**Exercise objective**
What you write must match the records exactly, except for the images, which are left out.

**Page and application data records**

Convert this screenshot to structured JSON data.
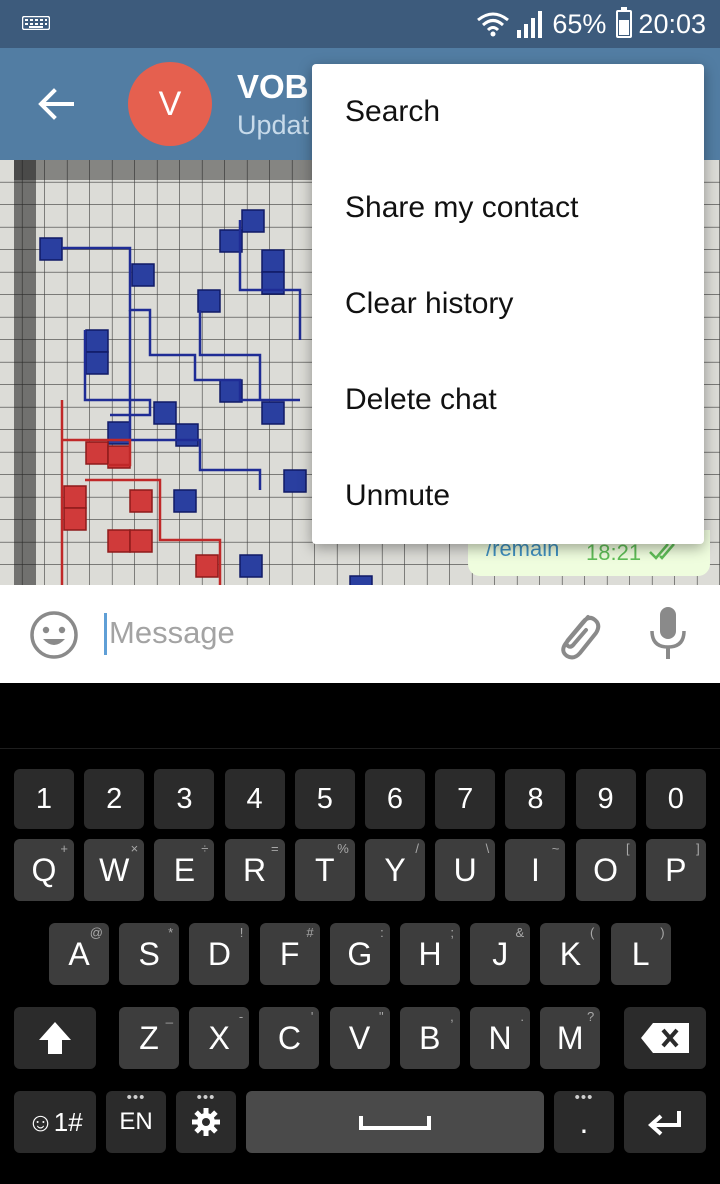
{
  "status_bar": {
    "keyboard_icon": "keyboard-icon",
    "battery_percent": "65%",
    "time": "20:03"
  },
  "header": {
    "back_icon": "arrow-left-icon",
    "avatar_letter": "V",
    "title": "VOB",
    "subtitle": "Updat"
  },
  "chat": {
    "last_message": {
      "text": "/remain",
      "time": "18:21",
      "status_icon": "double-check-icon"
    }
  },
  "menu": {
    "items": [
      {
        "label": "Search"
      },
      {
        "label": "Share my contact"
      },
      {
        "label": "Clear history"
      },
      {
        "label": "Delete chat"
      },
      {
        "label": "Unmute"
      }
    ]
  },
  "input": {
    "placeholder": "Message",
    "emoji_icon": "smile-icon",
    "attach_icon": "paperclip-icon",
    "mic_icon": "microphone-icon"
  },
  "keyboard": {
    "number_row": [
      "1",
      "2",
      "3",
      "4",
      "5",
      "6",
      "7",
      "8",
      "9",
      "0"
    ],
    "row1": [
      {
        "key": "Q",
        "hint": "+"
      },
      {
        "key": "W",
        "hint": "×"
      },
      {
        "key": "E",
        "hint": "÷"
      },
      {
        "key": "R",
        "hint": "="
      },
      {
        "key": "T",
        "hint": "%"
      },
      {
        "key": "Y",
        "hint": "/"
      },
      {
        "key": "U",
        "hint": "\\"
      },
      {
        "key": "I",
        "hint": "~"
      },
      {
        "key": "O",
        "hint": "["
      },
      {
        "key": "P",
        "hint": "]"
      }
    ],
    "row2": [
      {
        "key": "A",
        "hint": "@"
      },
      {
        "key": "S",
        "hint": "*"
      },
      {
        "key": "D",
        "hint": "!"
      },
      {
        "key": "F",
        "hint": "#"
      },
      {
        "key": "G",
        "hint": ":"
      },
      {
        "key": "H",
        "hint": ";"
      },
      {
        "key": "J",
        "hint": "&"
      },
      {
        "key": "K",
        "hint": "("
      },
      {
        "key": "L",
        "hint": ")"
      }
    ],
    "row3": [
      {
        "key": "Z",
        "hint": "_"
      },
      {
        "key": "X",
        "hint": "-"
      },
      {
        "key": "C",
        "hint": "'"
      },
      {
        "key": "V",
        "hint": "\""
      },
      {
        "key": "B",
        "hint": ","
      },
      {
        "key": "N",
        "hint": "."
      },
      {
        "key": "M",
        "hint": "?"
      }
    ],
    "symbols_label": "☺1#",
    "language_label": "EN",
    "period_label": "."
  }
}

**Exercise answer**
Convert this screenshot to structured JSON data.
{
  "status_bar": {
    "keyboard_icon": "keyboard-icon",
    "battery_percent": "65%",
    "time": "20:03"
  },
  "header": {
    "back_icon": "arrow-left-icon",
    "avatar_letter": "V",
    "title": "VOB",
    "subtitle": "Updat"
  },
  "chat": {
    "last_message": {
      "text": "/remain",
      "time": "18:21",
      "status_icon": "double-check-icon"
    }
  },
  "menu": {
    "items": [
      {
        "label": "Search"
      },
      {
        "label": "Share my contact"
      },
      {
        "label": "Clear history"
      },
      {
        "label": "Delete chat"
      },
      {
        "label": "Unmute"
      }
    ]
  },
  "input": {
    "placeholder": "Message",
    "emoji_icon": "smile-icon",
    "attach_icon": "paperclip-icon",
    "mic_icon": "microphone-icon"
  },
  "keyboard": {
    "number_row": [
      "1",
      "2",
      "3",
      "4",
      "5",
      "6",
      "7",
      "8",
      "9",
      "0"
    ],
    "row1": [
      {
        "key": "Q",
        "hint": "+"
      },
      {
        "key": "W",
        "hint": "×"
      },
      {
        "key": "E",
        "hint": "÷"
      },
      {
        "key": "R",
        "hint": "="
      },
      {
        "key": "T",
        "hint": "%"
      },
      {
        "key": "Y",
        "hint": "/"
      },
      {
        "key": "U",
        "hint": "\\"
      },
      {
        "key": "I",
        "hint": "~"
      },
      {
        "key": "O",
        "hint": "["
      },
      {
        "key": "P",
        "hint": "]"
      }
    ],
    "row2": [
      {
        "key": "A",
        "hint": "@"
      },
      {
        "key": "S",
        "hint": "*"
      },
      {
        "key": "D",
        "hint": "!"
      },
      {
        "key": "F",
        "hint": "#"
      },
      {
        "key": "G",
        "hint": ":"
      },
      {
        "key": "H",
        "hint": ";"
      },
      {
        "key": "J",
        "hint": "&"
      },
      {
        "key": "K",
        "hint": "("
      },
      {
        "key": "L",
        "hint": ")"
      }
    ],
    "row3": [
      {
        "key": "Z",
        "hint": "_"
      },
      {
        "key": "X",
        "hint": "-"
      },
      {
        "key": "C",
        "hint": "'"
      },
      {
        "key": "V",
        "hint": "\""
      },
      {
        "key": "B",
        "hint": ","
      },
      {
        "key": "N",
        "hint": "."
      },
      {
        "key": "M",
        "hint": "?"
      }
    ],
    "symbols_label": "☺1#",
    "language_label": "EN",
    "period_label": "."
  }
}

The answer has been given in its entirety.